>>>

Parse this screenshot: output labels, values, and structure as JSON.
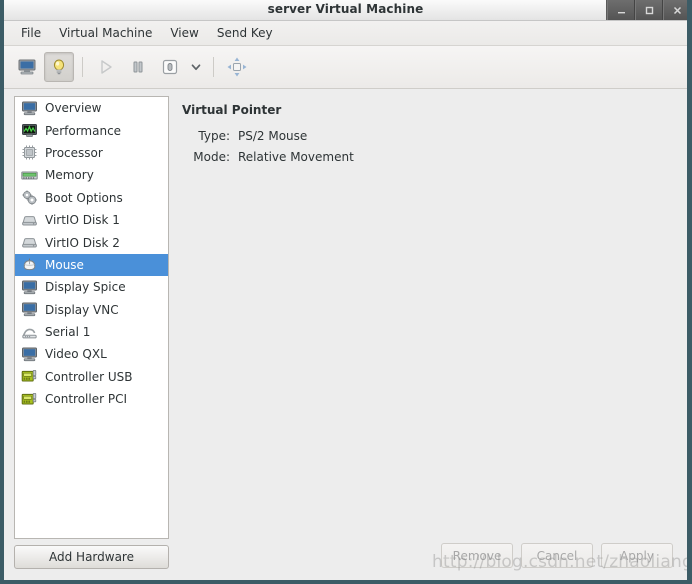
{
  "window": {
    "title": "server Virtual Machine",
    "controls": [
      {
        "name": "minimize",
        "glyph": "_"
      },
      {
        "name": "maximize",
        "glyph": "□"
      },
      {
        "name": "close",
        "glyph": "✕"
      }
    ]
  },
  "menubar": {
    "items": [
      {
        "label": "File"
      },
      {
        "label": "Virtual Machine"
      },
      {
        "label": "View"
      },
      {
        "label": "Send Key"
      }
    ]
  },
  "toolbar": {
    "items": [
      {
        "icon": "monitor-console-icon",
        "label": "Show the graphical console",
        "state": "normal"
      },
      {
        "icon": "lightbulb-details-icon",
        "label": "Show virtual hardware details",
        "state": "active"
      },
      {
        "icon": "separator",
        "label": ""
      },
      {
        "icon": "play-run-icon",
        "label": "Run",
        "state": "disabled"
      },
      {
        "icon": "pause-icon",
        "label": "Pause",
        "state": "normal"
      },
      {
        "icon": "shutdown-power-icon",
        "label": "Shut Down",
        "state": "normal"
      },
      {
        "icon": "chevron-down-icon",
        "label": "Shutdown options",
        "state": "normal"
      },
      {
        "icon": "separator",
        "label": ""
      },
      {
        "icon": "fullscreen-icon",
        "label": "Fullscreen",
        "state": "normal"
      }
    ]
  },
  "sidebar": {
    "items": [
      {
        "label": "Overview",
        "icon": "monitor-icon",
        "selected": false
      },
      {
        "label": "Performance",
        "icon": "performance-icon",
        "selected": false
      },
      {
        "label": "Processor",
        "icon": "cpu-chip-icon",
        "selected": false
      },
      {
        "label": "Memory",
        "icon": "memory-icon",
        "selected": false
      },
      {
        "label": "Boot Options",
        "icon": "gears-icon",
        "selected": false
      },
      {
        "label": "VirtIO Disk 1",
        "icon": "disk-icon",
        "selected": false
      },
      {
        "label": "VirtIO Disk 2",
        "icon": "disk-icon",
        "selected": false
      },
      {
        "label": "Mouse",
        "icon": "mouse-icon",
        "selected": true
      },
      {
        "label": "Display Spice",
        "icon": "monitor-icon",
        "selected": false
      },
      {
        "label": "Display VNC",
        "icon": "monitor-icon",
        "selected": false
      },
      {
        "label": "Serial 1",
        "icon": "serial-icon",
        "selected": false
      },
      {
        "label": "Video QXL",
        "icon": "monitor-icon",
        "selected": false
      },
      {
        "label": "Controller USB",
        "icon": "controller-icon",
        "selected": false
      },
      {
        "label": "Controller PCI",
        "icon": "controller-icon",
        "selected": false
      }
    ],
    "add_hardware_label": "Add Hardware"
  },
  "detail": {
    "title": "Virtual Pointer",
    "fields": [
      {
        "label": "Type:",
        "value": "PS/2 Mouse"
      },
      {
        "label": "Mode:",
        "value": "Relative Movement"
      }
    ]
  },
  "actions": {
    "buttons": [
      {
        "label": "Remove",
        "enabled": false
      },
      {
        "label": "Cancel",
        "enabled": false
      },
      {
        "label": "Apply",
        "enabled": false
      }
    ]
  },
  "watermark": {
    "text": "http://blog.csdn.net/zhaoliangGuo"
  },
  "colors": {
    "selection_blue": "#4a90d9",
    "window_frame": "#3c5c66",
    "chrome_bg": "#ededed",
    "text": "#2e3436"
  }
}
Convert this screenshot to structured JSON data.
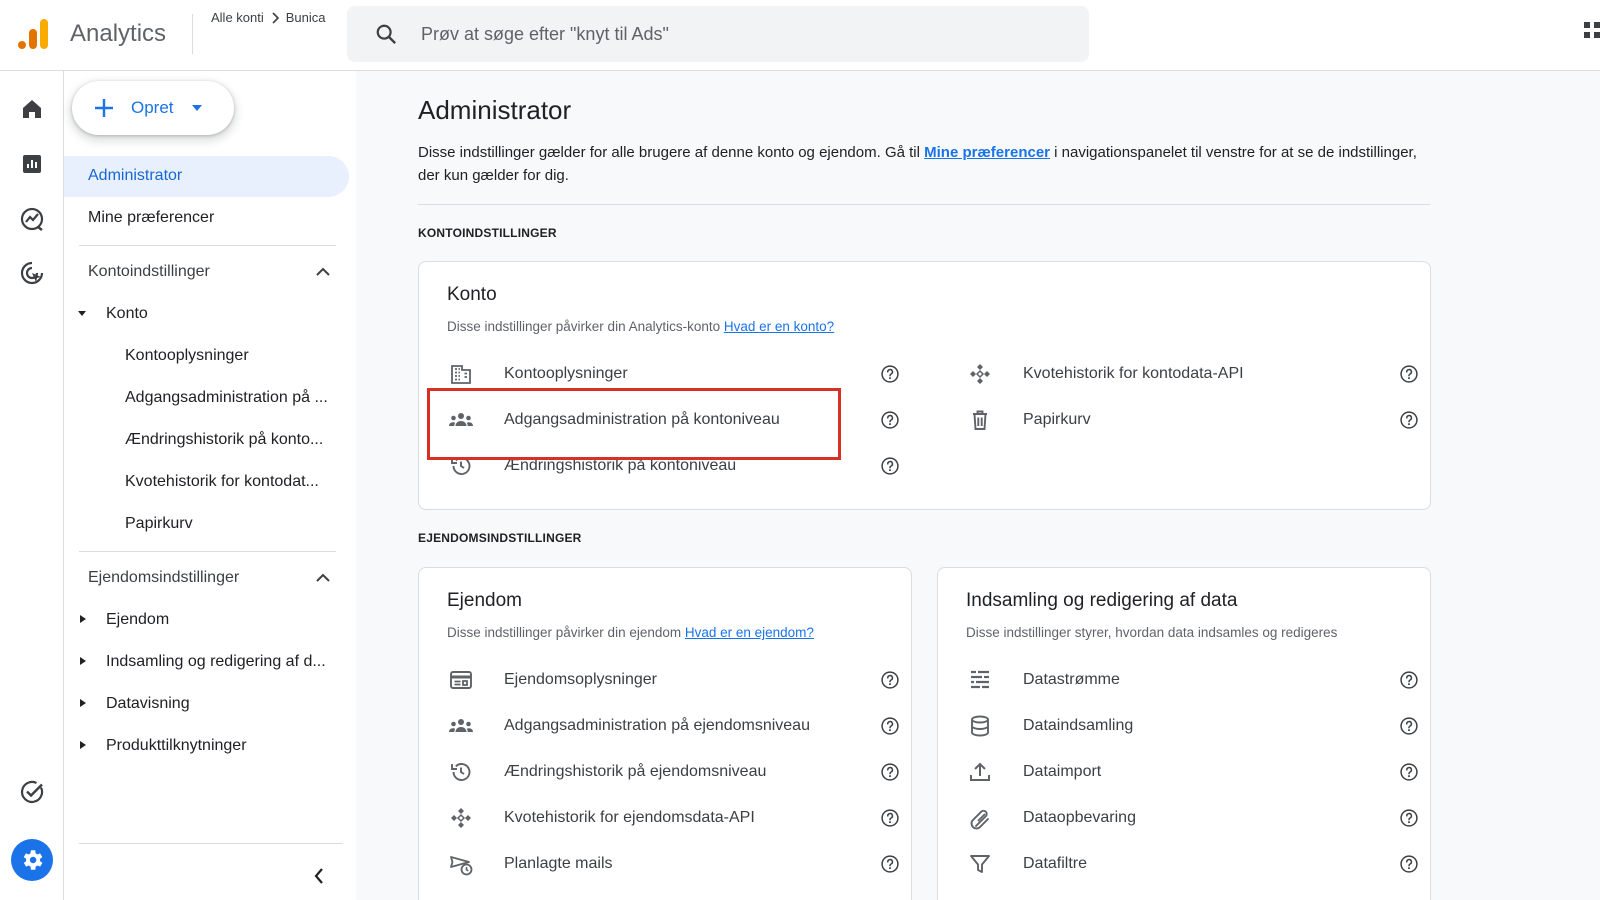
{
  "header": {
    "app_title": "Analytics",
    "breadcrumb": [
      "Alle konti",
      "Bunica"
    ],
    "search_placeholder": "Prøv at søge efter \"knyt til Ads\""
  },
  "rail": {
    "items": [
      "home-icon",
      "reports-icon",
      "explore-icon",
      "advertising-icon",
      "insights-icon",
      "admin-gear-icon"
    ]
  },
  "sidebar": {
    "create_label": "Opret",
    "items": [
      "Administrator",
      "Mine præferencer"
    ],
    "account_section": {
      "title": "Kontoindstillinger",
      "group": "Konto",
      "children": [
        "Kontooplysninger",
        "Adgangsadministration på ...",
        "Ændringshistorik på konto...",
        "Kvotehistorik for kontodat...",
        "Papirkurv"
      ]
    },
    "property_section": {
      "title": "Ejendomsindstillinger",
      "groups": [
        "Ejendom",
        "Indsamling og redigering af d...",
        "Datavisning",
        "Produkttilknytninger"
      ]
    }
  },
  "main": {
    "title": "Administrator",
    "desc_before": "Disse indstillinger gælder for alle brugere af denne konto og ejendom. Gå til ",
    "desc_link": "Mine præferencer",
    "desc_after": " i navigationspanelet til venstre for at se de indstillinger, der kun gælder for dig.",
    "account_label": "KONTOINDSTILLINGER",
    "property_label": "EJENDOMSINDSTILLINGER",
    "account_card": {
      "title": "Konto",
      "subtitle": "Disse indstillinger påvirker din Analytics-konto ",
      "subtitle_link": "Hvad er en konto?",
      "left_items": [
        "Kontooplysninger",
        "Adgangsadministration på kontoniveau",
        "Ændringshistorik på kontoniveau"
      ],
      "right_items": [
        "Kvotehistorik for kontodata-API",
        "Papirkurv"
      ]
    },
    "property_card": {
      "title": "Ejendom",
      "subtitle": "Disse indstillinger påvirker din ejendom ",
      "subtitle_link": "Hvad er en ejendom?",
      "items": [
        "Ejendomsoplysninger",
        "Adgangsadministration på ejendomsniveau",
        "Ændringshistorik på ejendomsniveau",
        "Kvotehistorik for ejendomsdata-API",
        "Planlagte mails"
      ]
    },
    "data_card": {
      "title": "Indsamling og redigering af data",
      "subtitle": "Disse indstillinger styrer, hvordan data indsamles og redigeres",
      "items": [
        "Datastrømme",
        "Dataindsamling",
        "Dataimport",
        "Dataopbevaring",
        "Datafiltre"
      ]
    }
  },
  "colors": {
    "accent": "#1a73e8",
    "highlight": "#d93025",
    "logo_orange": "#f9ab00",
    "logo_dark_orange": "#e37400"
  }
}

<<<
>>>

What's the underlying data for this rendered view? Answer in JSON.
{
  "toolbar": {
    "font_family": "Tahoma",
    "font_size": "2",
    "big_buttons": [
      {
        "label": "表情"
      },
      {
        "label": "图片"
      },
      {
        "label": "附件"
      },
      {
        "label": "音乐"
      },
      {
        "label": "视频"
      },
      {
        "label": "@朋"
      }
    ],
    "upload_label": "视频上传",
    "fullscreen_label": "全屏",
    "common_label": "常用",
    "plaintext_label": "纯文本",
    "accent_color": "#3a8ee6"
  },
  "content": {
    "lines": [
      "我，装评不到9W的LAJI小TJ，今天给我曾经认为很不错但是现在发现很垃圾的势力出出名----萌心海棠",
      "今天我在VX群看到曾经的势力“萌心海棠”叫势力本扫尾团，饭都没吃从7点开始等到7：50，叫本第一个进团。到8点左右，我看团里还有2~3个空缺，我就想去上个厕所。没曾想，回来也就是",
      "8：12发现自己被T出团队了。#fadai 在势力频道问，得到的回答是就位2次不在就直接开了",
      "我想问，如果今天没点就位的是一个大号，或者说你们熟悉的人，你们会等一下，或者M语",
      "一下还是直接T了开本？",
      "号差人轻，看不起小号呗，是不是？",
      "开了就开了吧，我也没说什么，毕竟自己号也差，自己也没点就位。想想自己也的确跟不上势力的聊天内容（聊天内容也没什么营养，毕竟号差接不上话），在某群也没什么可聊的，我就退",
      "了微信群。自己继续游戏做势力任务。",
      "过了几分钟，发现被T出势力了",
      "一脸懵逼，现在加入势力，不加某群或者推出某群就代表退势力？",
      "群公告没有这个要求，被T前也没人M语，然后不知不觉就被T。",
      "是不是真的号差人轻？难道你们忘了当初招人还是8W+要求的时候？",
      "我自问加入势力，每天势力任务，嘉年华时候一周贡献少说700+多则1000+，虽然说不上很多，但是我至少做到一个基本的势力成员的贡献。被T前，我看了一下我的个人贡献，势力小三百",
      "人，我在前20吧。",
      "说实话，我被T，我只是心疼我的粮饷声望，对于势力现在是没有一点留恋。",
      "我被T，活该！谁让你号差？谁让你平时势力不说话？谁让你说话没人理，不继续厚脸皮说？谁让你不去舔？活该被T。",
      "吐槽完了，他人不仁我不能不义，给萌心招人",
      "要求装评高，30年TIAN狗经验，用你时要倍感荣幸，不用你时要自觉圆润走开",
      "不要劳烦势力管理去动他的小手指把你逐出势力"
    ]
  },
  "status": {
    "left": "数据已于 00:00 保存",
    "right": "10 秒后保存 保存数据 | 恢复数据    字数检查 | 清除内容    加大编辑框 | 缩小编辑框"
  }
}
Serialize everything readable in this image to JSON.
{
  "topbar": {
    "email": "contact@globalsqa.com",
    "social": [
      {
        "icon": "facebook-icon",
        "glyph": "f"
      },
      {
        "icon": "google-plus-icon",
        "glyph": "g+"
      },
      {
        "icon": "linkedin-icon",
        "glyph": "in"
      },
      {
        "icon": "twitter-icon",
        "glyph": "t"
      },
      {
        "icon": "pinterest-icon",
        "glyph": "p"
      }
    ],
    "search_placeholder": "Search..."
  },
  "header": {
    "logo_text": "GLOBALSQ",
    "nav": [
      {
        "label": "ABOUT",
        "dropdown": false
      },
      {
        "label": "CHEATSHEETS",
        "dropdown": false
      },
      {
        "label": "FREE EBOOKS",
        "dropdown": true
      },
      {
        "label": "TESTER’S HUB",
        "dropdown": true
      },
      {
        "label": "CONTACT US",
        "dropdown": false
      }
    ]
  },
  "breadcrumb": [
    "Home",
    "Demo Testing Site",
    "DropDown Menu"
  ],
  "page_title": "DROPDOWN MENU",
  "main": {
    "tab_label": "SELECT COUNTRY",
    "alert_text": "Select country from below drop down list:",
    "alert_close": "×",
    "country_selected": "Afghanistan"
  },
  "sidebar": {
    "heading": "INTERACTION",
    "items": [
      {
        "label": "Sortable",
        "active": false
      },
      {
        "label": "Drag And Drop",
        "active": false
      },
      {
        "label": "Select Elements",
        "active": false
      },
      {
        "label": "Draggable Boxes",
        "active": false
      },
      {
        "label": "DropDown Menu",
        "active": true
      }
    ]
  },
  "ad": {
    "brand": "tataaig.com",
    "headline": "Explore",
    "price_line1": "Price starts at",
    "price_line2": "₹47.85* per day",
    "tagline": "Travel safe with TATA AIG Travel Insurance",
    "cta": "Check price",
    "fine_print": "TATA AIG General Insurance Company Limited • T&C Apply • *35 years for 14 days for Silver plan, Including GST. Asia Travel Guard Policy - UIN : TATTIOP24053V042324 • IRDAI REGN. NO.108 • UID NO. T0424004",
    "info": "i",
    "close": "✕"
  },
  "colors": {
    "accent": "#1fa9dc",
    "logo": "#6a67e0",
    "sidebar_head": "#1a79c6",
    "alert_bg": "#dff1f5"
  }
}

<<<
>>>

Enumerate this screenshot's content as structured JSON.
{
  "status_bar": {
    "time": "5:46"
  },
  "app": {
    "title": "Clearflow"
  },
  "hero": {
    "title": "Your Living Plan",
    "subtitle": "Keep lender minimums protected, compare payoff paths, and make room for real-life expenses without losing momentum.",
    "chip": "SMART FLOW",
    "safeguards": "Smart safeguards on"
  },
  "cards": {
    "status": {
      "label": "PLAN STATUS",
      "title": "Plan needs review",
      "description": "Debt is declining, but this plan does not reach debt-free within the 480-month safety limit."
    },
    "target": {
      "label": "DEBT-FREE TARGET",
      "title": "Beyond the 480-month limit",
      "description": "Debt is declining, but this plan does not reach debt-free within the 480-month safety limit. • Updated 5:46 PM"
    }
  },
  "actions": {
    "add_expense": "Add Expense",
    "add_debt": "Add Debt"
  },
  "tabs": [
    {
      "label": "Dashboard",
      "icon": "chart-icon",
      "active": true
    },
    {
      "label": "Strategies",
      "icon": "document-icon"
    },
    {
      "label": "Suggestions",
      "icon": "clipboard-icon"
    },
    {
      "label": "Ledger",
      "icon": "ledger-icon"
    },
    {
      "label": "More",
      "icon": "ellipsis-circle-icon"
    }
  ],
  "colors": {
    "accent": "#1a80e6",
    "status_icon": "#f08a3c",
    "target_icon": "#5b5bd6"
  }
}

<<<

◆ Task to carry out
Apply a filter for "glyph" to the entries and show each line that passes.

◆ Answer below
        "glyph": "_"
        "glyph": "□"
        "glyph": "✕"
        "glyph": "f"
        "glyph": "g+"
        "glyph": "in"
        "glyph": "t"
        "glyph": "p"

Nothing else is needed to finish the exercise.